Records follow. Select each line holding "title".
::: GIVEN RECORDS
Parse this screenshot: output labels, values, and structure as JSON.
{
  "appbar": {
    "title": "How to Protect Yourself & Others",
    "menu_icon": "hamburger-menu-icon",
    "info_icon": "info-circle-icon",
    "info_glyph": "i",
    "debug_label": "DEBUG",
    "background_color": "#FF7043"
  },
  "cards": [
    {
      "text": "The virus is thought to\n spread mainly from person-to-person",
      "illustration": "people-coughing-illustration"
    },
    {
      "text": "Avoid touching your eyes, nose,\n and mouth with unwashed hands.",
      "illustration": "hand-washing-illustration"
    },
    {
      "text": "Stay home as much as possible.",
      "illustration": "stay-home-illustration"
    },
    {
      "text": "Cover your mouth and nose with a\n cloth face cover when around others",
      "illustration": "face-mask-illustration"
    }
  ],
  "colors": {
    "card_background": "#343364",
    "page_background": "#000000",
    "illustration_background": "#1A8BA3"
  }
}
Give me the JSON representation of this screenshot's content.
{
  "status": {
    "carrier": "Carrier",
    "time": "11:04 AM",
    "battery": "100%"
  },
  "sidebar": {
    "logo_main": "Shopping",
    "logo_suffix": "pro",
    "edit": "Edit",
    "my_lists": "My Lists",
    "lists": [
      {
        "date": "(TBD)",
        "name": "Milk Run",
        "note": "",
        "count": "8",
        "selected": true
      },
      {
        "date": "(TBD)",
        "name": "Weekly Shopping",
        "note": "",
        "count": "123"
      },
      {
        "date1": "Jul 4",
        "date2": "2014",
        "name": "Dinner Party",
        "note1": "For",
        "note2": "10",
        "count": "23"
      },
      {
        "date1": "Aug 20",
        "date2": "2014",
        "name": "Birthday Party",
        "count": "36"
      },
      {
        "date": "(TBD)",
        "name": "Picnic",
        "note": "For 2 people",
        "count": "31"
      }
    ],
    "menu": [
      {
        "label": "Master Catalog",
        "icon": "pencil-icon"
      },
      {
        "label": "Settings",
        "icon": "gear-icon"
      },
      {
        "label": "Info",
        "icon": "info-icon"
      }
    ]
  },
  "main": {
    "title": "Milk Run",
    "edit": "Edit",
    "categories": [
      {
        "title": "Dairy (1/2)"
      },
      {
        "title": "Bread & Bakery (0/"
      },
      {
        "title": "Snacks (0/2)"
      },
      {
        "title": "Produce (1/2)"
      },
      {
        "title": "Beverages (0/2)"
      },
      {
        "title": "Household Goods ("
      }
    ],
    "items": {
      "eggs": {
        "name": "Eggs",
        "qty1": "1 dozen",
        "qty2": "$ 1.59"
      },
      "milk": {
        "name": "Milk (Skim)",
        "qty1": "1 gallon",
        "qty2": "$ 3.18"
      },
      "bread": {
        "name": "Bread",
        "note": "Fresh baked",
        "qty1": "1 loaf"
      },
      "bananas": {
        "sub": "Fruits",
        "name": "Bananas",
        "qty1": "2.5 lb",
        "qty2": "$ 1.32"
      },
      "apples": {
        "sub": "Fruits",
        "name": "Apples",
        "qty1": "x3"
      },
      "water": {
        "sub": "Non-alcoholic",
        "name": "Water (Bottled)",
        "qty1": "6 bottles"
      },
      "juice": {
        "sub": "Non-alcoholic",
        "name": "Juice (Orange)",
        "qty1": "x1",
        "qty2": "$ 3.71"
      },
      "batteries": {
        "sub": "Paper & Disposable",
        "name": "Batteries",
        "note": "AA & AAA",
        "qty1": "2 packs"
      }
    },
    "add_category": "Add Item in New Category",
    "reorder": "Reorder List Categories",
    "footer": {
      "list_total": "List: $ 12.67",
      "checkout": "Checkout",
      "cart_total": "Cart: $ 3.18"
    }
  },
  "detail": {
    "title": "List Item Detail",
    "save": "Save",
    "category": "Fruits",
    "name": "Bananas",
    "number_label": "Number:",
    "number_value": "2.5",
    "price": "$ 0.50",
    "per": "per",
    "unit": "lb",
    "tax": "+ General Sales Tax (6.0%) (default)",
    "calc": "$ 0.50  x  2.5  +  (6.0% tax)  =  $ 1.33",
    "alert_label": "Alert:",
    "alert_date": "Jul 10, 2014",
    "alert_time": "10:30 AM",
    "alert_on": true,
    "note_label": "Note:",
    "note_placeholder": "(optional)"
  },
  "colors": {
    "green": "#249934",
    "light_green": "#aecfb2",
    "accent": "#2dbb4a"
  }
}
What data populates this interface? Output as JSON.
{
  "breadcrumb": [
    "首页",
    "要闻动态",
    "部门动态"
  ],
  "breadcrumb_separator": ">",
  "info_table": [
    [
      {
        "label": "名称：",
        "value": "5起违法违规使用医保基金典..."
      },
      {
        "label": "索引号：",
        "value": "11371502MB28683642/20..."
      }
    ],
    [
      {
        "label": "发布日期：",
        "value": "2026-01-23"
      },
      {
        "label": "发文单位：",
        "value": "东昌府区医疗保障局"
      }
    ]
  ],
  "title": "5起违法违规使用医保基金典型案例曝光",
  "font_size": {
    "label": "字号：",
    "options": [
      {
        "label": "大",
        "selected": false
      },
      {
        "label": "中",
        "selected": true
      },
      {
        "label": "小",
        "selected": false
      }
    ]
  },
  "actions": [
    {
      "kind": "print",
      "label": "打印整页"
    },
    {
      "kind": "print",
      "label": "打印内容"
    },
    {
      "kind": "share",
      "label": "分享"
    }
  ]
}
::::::
* **ANSWER BOX**
    "title": "How to Protect Yourself & Others",
    "title": "Milk Run",
        "title": "Dairy (1/2)"
        "title": "Bread & Bakery (0/"
        "title": "Snacks (0/2)"
        "title": "Produce (1/2)"
        "title": "Beverages (0/2)"
        "title": "Household Goods ("
    "title": "List Item Detail",
  "title": "5起违法违规使用医保基金典型案例曝光",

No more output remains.